EXERCISE: Using the entries below, copy out all lines where "JSON" is found.

INFORMATION SUPPLIED:

──────────

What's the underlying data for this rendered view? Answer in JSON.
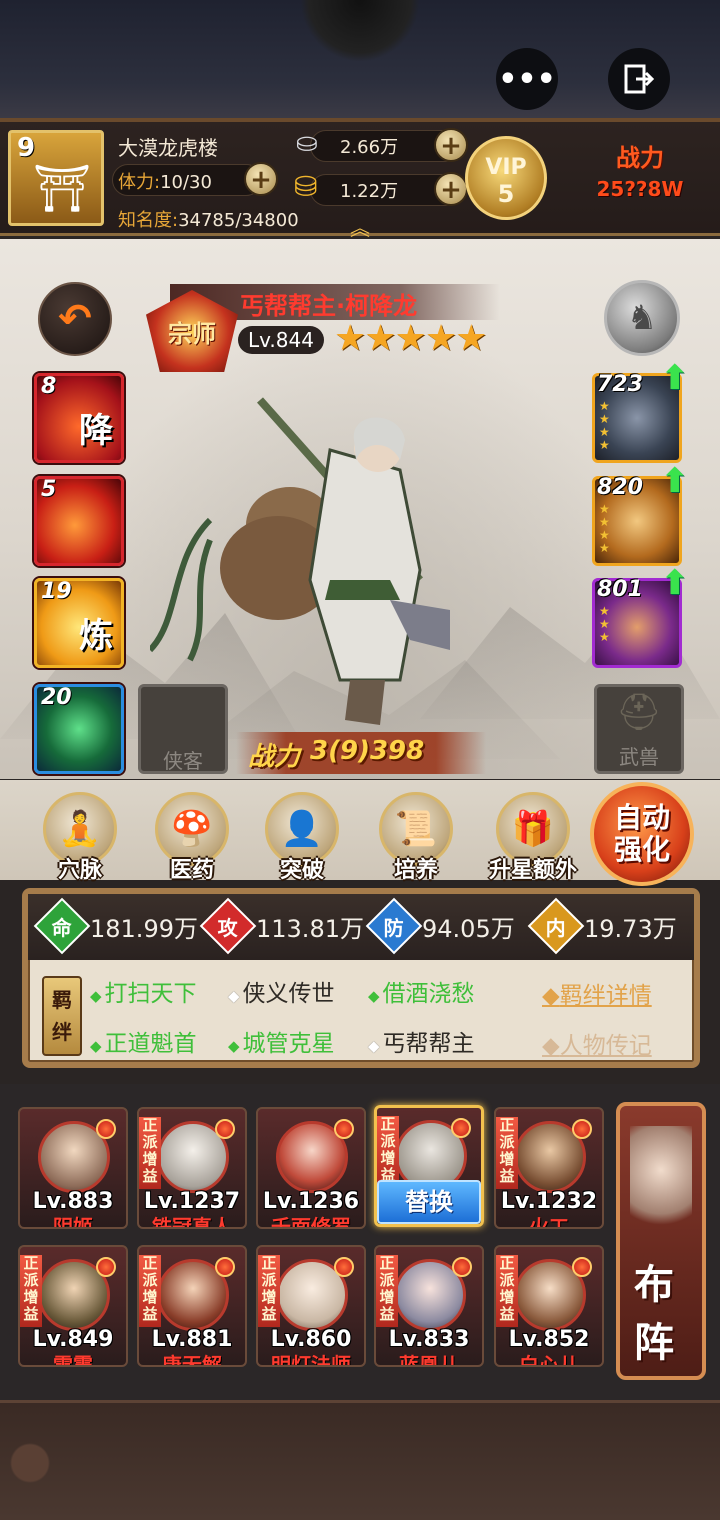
{
  "header": {
    "guild_level": "9",
    "guild_name": "大漠龙虎楼",
    "stamina_label": "体力:",
    "stamina_value": "10/30",
    "fame_label": "知名度:",
    "fame_value": "34785/34800",
    "silver": "2.66万",
    "gold": "1.22万",
    "vip_label": "VIP",
    "vip_level": "5",
    "power_label": "战力",
    "power_value": "25??8W"
  },
  "hero": {
    "rank_badge": "宗师",
    "title": "丐帮帮主·柯降龙",
    "level": "Lv.844",
    "stars": "★★★★★",
    "power_label": "战力",
    "power_value": "3(9)398"
  },
  "skills": [
    {
      "num": "8",
      "glyph": "降"
    },
    {
      "num": "5",
      "glyph": ""
    },
    {
      "num": "19",
      "glyph": "炼"
    },
    {
      "num": "20",
      "glyph": ""
    }
  ],
  "slots": {
    "xiake": "侠客",
    "wushou": "武兽"
  },
  "equips": [
    {
      "num": "723",
      "name": "weapon"
    },
    {
      "num": "820",
      "name": "armor"
    },
    {
      "num": "801",
      "name": "treasure"
    }
  ],
  "functions": [
    {
      "label": "穴脉"
    },
    {
      "label": "医药"
    },
    {
      "label": "突破"
    },
    {
      "label": "培养"
    },
    {
      "label": "升星额外"
    }
  ],
  "auto_enhance": "自动强化",
  "stats": [
    {
      "key": "命",
      "value": "181.99万",
      "color": "#2ea33a"
    },
    {
      "key": "攻",
      "value": "113.81万",
      "color": "#d22b2b"
    },
    {
      "key": "防",
      "value": "94.05万",
      "color": "#2a7ad1"
    },
    {
      "key": "内",
      "value": "19.73万",
      "color": "#d9981e"
    }
  ],
  "bonds": {
    "label": "羁绊",
    "row1": [
      "打扫天下",
      "侠义传世",
      "借酒浇愁"
    ],
    "row2": [
      "正道魁首",
      "城管克星",
      "丐帮帮主"
    ],
    "detail_link": "羁绊详情",
    "bio_link": "人物传记"
  },
  "roster": [
    {
      "level": "Lv.883",
      "name": "阴姬",
      "tag": ""
    },
    {
      "level": "Lv.1237",
      "name": "铁冠真人",
      "tag": "正派增益"
    },
    {
      "level": "Lv.1236",
      "name": "千面修罗",
      "tag": ""
    },
    {
      "level": "",
      "name": "",
      "tag": "正派增益",
      "replace": "替换"
    },
    {
      "level": "Lv.1232",
      "name": "火工",
      "tag": "正派增益"
    },
    {
      "level": "Lv.849",
      "name": "雷震",
      "tag": "正派增益"
    },
    {
      "level": "Lv.881",
      "name": "唐无解",
      "tag": "正派增益"
    },
    {
      "level": "Lv.860",
      "name": "明灯法师",
      "tag": "正派增益"
    },
    {
      "level": "Lv.833",
      "name": "蓝凰儿",
      "tag": "正派增益"
    },
    {
      "level": "Lv.852",
      "name": "白心儿",
      "tag": "正派增益"
    }
  ],
  "formation": "布阵"
}
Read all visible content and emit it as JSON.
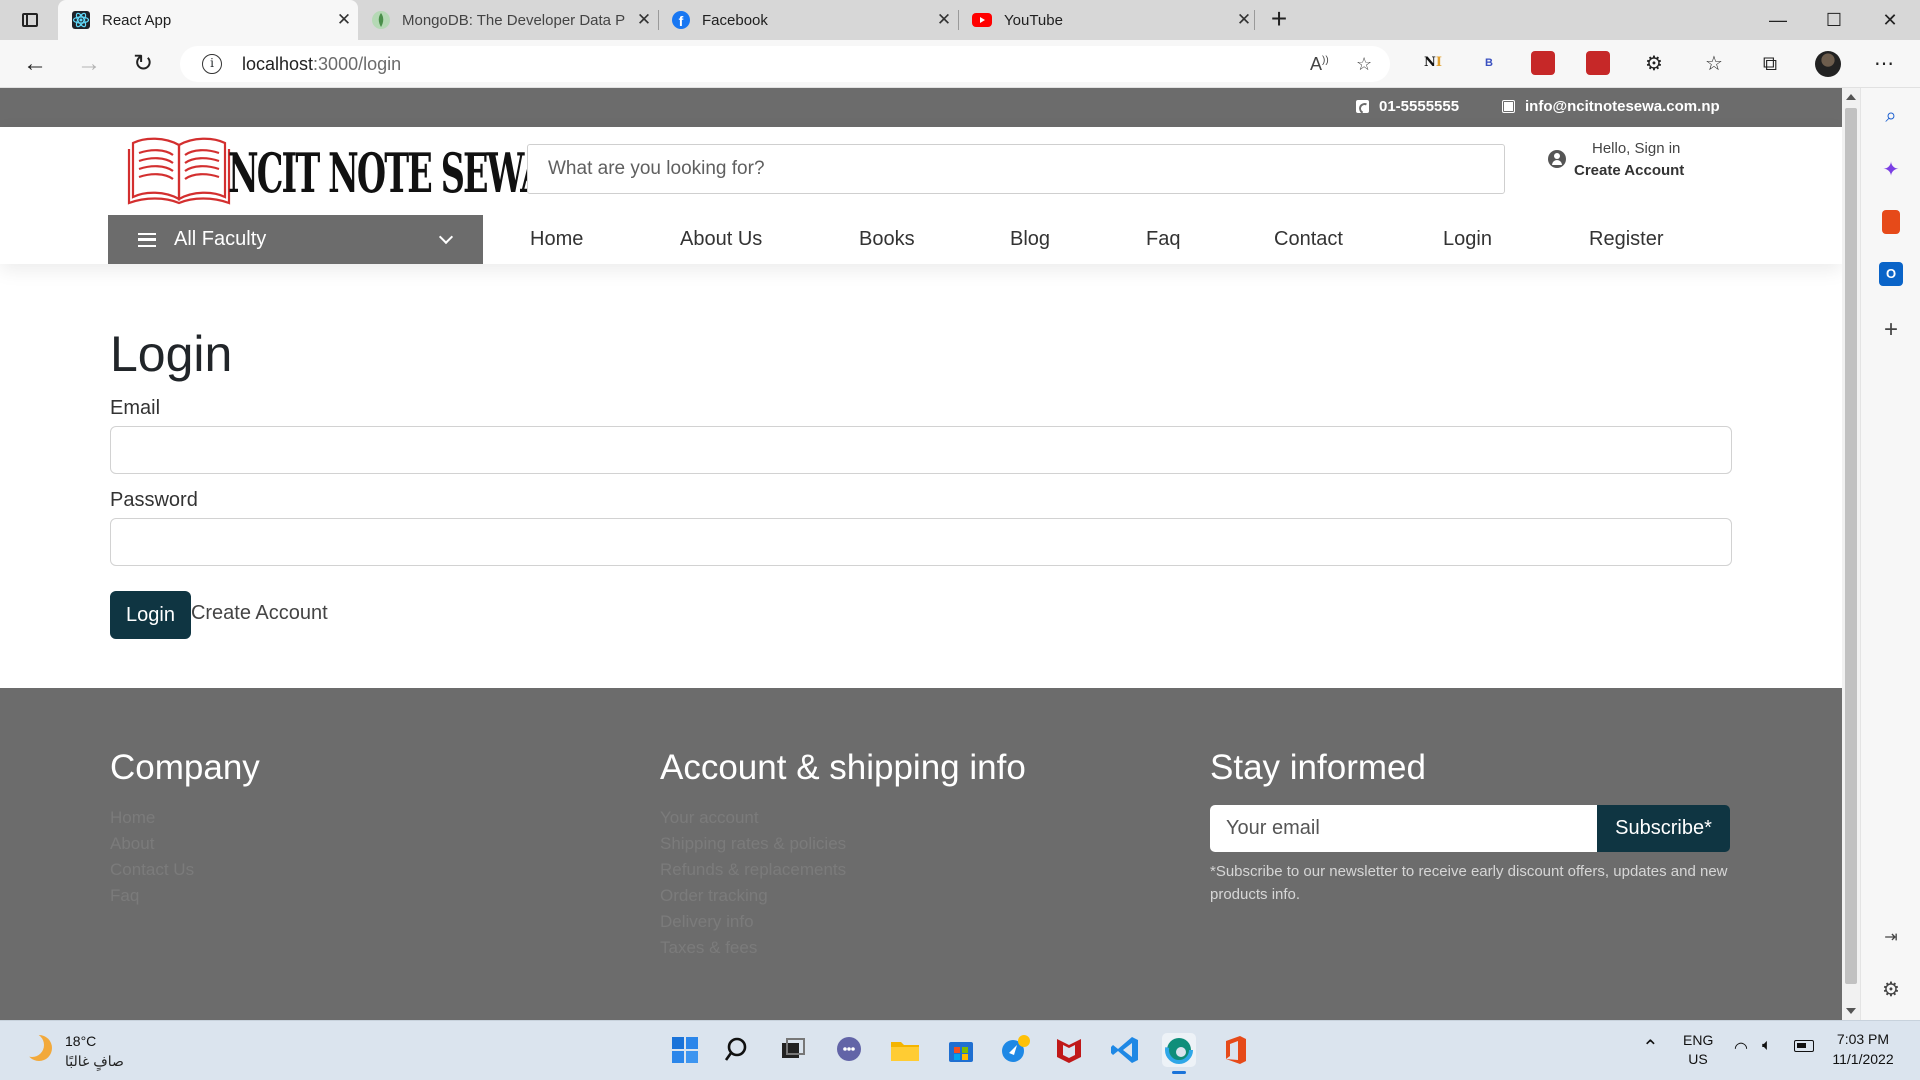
{
  "browser": {
    "tabs": [
      {
        "title": "React App",
        "active": true
      },
      {
        "title": "MongoDB: The Developer Data P",
        "active": false
      },
      {
        "title": "Facebook",
        "active": false
      },
      {
        "title": "YouTube",
        "active": false
      }
    ],
    "url_host": "localhost",
    "url_path": ":3000/login",
    "window_controls": {
      "minimize": "—",
      "maximize": "☐",
      "close": "✕"
    }
  },
  "site": {
    "topbar": {
      "phone": "01-5555555",
      "email": "info@ncitnotesewa.com.np"
    },
    "logo_text": "NCIT NOTE SEWA",
    "search_placeholder": "What are you looking for?",
    "account": {
      "greeting": "Hello, Sign in",
      "create": "Create Account"
    },
    "category_label": "All Faculty",
    "nav": [
      "Home",
      "About Us",
      "Books",
      "Blog",
      "Faq",
      "Contact",
      "Login",
      "Register"
    ]
  },
  "login": {
    "heading": "Login",
    "email_label": "Email",
    "password_label": "Password",
    "submit_label": "Login",
    "create_account_link": "Create Account"
  },
  "footer": {
    "company": {
      "title": "Company",
      "links": [
        "Home",
        "About",
        "Contact Us",
        "Faq"
      ]
    },
    "account": {
      "title": "Account & shipping info",
      "links": [
        "Your account",
        "Shipping rates & policies",
        "Refunds & replacements",
        "Order tracking",
        "Delivery info",
        "Taxes & fees"
      ]
    },
    "newsletter": {
      "title": "Stay informed",
      "placeholder": "Your email",
      "button": "Subscribe*",
      "note": "*Subscribe to our newsletter to receive early discount offers, updates and new products info."
    }
  },
  "taskbar": {
    "weather_temp": "18°C",
    "weather_desc": "صافٍ غالبًا",
    "lang_top": "ENG",
    "lang_bottom": "US",
    "time": "7:03 PM",
    "date": "11/1/2022"
  },
  "colors": {
    "primary": "#0f3542",
    "gray": "#6c6c6c",
    "logo_red": "#d32f2f"
  }
}
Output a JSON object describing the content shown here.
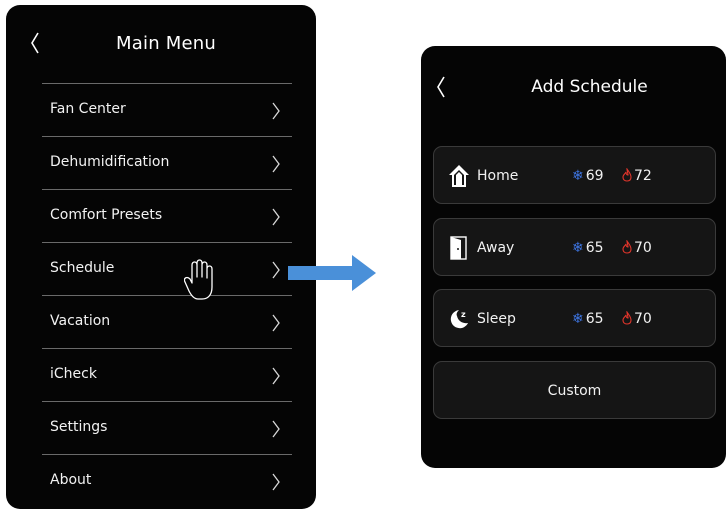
{
  "main_menu": {
    "title": "Main Menu",
    "back_icon": "chevron-left-icon",
    "items": [
      {
        "label": "Fan Center"
      },
      {
        "label": "Dehumidification"
      },
      {
        "label": "Comfort Presets"
      },
      {
        "label": "Schedule"
      },
      {
        "label": "Vacation"
      },
      {
        "label": "iCheck"
      },
      {
        "label": "Settings"
      },
      {
        "label": "About"
      }
    ],
    "selected_item": "Schedule",
    "pointer_icon": "hand-pointer-icon"
  },
  "transition_arrow": {
    "icon": "arrow-right-icon",
    "color": "#4a90d9"
  },
  "add_schedule": {
    "title": "Add Schedule",
    "back_icon": "chevron-left-icon",
    "presets": [
      {
        "label": "Home",
        "icon": "house-icon",
        "cool": "69",
        "heat": "72"
      },
      {
        "label": "Away",
        "icon": "door-icon",
        "cool": "65",
        "heat": "70"
      },
      {
        "label": "Sleep",
        "icon": "moon-sleep-icon",
        "cool": "65",
        "heat": "70"
      }
    ],
    "custom_label": "Custom",
    "cool_icon": "snowflake-icon",
    "heat_icon": "flame-icon",
    "cool_color": "#3d74e0",
    "heat_color": "#e0352b"
  }
}
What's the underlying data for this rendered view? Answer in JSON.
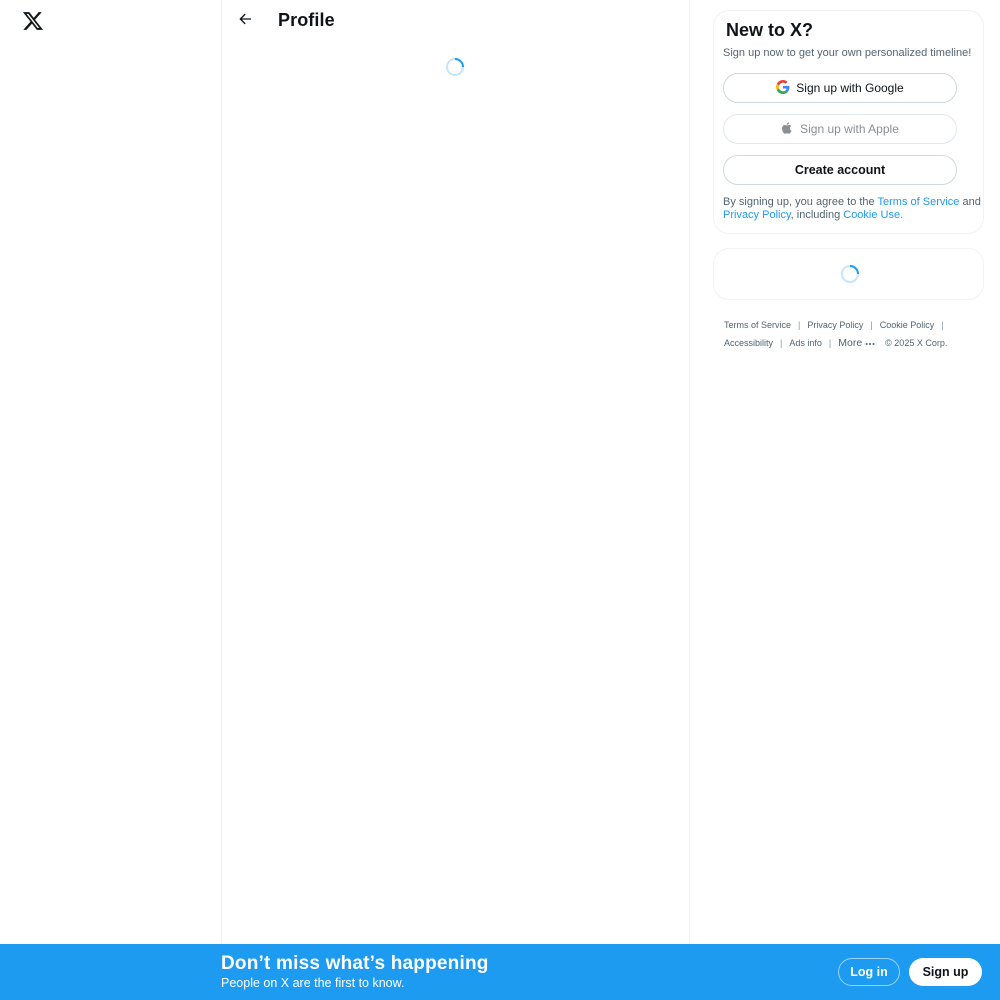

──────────

WRITTEN ANSWER:
What's the underlying data for this rendered view? Answer in JSON.
Read all visible content and emit it as JSON.
Output a JSON object describing the content shown here.
What's the underlying data for this rendered view? Answer in JSON.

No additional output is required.